|US9662154||May 6, 2015||May 30, 2017||DePuy Synthes Products, Inc.||Intermedullary pin for insertion into the medullary space of a femur|
|US20130053849 *||Oct 22, 2012||Feb 28, 2013||Synthes Usa, Llc||Intramedullary pin for insertion into the medullary space of a femur|
|WO2014062205A1 *||Oct 10, 2013||Apr 24, 2014||Bespa, Inc.||Ankle fusion nail apparatus and method|
|International Classification||A61B17/72, A61F2/30, A61B17/58|
|Cooperative Classification||A61B17/7233, A61B17/72|
|European Classification||A61B17/72, A61B17/72E|
|Mar 3, 2006||AS||Assignment|
Owner name: SYNTHES (USA), PENNSYLVANIA
Free format text: ASSIGNMENT OF ASSIGNORS INTEREST;ASSIGNOR:AG CHUR, SYNTHES;REEL/FRAME:017639/0224
Effective date: 20060131
Owner name: SYNTHES AG CHUR, SWITZERLAND
Free format text: ASSIGNMENT OF ASSIGNORS INTEREST;ASSIGNOR:MARTIN, DANIEL;REEL/FRAME:017632/0670
Effective date: 20010302
|Mar 16, 2009||AS||Assignment|
Owner name: SYNTHES USA, LLC, PENNSYLVANIA
Free format text: CHANGE OF NAME;ASSIGNOR:SYNTHES (U.S.A.);REEL/FRAME:022398/0364
Effective date: 20081231
Owner name: SYNTHES USA, LLC,PENNSYLVANIA
Free format text: CHANGE OF NAME;ASSIGNOR:SYNTHES (U.S.A.);REEL/FRAME:022398/0364

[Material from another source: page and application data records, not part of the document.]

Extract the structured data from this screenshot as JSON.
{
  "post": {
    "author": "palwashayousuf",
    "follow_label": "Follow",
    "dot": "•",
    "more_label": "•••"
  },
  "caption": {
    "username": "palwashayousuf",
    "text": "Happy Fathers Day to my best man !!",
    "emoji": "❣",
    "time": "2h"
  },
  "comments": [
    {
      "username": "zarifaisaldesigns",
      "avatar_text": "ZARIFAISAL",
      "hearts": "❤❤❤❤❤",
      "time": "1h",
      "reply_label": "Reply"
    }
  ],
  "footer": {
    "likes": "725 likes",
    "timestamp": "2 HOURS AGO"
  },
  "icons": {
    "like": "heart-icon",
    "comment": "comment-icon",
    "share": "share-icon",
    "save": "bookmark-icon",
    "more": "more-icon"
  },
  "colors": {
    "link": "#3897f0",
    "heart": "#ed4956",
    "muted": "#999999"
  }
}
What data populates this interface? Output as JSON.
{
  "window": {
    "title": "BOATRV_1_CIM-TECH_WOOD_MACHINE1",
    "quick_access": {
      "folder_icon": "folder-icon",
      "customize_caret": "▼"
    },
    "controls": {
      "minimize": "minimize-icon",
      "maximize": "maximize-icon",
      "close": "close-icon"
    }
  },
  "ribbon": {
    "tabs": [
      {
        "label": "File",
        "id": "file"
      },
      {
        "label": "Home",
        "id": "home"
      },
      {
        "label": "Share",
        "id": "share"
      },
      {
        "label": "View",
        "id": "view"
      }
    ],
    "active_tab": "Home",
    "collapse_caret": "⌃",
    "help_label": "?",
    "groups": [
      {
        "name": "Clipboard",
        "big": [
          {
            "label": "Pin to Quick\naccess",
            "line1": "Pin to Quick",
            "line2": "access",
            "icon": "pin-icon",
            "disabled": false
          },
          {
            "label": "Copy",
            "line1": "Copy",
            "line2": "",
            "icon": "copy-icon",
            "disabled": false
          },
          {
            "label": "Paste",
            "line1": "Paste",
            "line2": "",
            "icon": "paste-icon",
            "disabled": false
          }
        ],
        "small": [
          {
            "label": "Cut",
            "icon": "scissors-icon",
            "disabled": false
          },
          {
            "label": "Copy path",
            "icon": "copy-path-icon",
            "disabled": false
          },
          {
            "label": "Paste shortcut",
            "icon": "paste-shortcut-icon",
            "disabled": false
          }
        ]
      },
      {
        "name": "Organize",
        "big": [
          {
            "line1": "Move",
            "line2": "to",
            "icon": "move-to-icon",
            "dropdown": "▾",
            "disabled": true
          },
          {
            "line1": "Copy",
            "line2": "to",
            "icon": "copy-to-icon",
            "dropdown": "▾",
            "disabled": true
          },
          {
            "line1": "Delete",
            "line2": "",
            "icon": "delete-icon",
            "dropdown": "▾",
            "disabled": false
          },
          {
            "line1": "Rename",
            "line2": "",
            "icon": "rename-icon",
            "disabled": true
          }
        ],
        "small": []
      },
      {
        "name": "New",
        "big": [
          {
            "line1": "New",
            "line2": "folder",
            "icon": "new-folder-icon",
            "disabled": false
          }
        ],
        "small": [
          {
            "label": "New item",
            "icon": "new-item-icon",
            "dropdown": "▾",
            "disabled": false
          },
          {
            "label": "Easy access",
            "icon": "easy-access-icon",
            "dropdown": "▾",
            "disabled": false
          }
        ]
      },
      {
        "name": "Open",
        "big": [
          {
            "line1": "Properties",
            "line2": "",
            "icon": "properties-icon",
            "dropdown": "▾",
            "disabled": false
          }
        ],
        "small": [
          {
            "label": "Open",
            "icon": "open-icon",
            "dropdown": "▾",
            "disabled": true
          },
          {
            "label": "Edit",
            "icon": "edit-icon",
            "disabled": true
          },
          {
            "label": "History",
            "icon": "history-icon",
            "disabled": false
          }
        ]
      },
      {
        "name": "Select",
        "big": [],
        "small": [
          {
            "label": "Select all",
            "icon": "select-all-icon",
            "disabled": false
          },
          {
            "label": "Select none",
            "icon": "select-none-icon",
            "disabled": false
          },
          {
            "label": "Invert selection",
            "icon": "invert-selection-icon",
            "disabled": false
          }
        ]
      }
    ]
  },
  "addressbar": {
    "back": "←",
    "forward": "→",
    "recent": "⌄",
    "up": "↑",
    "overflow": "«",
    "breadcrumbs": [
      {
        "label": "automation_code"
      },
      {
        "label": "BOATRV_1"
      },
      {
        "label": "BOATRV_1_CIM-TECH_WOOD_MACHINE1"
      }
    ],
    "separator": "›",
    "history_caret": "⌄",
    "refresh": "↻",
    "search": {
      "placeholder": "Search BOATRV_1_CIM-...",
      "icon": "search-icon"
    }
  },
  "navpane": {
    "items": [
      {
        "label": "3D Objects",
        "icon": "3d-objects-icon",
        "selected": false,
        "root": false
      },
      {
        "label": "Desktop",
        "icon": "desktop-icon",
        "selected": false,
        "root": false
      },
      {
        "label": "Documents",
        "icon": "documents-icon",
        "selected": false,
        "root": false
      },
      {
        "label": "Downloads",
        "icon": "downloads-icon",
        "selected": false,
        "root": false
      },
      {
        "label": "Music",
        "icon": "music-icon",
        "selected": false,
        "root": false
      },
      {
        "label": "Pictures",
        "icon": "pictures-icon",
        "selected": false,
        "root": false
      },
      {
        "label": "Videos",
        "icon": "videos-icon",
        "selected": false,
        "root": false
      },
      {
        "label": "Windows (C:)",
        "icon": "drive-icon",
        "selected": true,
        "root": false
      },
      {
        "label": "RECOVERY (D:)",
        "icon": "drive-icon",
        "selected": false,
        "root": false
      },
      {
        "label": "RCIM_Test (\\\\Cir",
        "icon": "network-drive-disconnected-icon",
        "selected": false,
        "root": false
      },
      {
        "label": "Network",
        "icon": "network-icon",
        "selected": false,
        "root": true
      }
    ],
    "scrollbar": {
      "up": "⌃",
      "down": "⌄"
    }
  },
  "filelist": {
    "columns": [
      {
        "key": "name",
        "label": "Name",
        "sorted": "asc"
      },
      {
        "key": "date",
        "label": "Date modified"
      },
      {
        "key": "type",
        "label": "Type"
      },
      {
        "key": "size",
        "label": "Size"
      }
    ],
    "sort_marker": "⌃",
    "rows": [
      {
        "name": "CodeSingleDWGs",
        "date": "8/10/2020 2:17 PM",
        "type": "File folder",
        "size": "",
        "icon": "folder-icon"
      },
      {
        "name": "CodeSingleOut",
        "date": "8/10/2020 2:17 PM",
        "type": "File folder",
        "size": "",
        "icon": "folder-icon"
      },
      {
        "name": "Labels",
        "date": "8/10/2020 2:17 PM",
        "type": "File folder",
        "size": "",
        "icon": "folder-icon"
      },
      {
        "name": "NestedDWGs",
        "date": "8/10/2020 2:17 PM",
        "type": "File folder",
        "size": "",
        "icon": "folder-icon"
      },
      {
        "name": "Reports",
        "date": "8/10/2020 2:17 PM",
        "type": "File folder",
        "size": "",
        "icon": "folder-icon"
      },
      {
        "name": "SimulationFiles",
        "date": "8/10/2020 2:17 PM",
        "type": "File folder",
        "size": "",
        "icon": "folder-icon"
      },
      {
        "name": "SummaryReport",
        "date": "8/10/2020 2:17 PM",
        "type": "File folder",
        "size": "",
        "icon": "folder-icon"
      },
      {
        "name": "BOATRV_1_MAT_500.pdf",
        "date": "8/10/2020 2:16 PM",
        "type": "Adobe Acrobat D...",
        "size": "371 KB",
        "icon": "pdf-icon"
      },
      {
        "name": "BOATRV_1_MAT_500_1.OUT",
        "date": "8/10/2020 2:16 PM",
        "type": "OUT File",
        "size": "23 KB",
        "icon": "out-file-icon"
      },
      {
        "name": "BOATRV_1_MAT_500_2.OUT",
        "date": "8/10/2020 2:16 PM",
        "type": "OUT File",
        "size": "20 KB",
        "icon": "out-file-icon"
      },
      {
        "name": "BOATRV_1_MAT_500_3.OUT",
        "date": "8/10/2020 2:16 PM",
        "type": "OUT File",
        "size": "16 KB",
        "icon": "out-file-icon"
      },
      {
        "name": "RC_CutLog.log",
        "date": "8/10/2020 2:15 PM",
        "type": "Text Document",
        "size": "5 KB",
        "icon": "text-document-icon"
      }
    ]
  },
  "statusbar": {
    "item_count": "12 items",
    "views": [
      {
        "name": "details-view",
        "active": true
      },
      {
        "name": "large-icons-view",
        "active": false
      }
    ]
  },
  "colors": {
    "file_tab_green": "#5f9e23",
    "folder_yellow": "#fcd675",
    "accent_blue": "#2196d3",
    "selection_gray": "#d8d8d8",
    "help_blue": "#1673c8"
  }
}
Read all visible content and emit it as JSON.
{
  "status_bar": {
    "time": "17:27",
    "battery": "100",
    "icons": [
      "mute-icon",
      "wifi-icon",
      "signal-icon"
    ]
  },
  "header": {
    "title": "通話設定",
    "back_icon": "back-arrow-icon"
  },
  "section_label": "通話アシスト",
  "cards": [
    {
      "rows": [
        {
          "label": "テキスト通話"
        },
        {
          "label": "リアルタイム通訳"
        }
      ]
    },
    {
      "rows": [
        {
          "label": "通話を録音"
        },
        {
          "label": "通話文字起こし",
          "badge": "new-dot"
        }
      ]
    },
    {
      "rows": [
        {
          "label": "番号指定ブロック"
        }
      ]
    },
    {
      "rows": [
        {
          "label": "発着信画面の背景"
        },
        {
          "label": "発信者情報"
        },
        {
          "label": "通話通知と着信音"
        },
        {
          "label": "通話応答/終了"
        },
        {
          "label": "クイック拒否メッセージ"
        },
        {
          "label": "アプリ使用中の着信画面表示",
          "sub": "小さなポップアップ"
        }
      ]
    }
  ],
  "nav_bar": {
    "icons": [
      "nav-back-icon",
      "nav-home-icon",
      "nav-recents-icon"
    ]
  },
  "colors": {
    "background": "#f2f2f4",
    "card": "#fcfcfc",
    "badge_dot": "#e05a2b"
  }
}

Effective date: 20081231
|Jun 10, 2015||FPAY||Fee payment|
Year of fee payment: 4